_HOW TO COMPLETE THIS TASK_:
Repeat the whole listing below exactly as it reads.

*** PROVIDED INFORMATION

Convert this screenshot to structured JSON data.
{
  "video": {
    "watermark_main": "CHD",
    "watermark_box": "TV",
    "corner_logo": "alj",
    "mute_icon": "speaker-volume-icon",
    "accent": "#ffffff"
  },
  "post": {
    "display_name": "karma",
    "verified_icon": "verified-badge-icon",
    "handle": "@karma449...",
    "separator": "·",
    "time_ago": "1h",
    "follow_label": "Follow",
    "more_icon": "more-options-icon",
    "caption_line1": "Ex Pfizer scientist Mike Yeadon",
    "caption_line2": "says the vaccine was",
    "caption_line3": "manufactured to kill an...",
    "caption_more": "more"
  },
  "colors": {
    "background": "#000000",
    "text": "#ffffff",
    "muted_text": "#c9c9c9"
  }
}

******

_SOLUTION FOR THIS TASK_:
Convert this screenshot to structured JSON data.
{
  "video": {
    "watermark_main": "CHD",
    "watermark_box": "TV",
    "corner_logo": "alj",
    "mute_icon": "speaker-volume-icon",
    "accent": "#ffffff"
  },
  "post": {
    "display_name": "karma",
    "verified_icon": "verified-badge-icon",
    "handle": "@karma449...",
    "separator": "·",
    "time_ago": "1h",
    "follow_label": "Follow",
    "more_icon": "more-options-icon",
    "caption_line1": "Ex Pfizer scientist Mike Yeadon",
    "caption_line2": "says the vaccine was",
    "caption_line3": "manufactured to kill an...",
    "caption_more": "more"
  },
  "colors": {
    "background": "#000000",
    "text": "#ffffff",
    "muted_text": "#c9c9c9"
  }
}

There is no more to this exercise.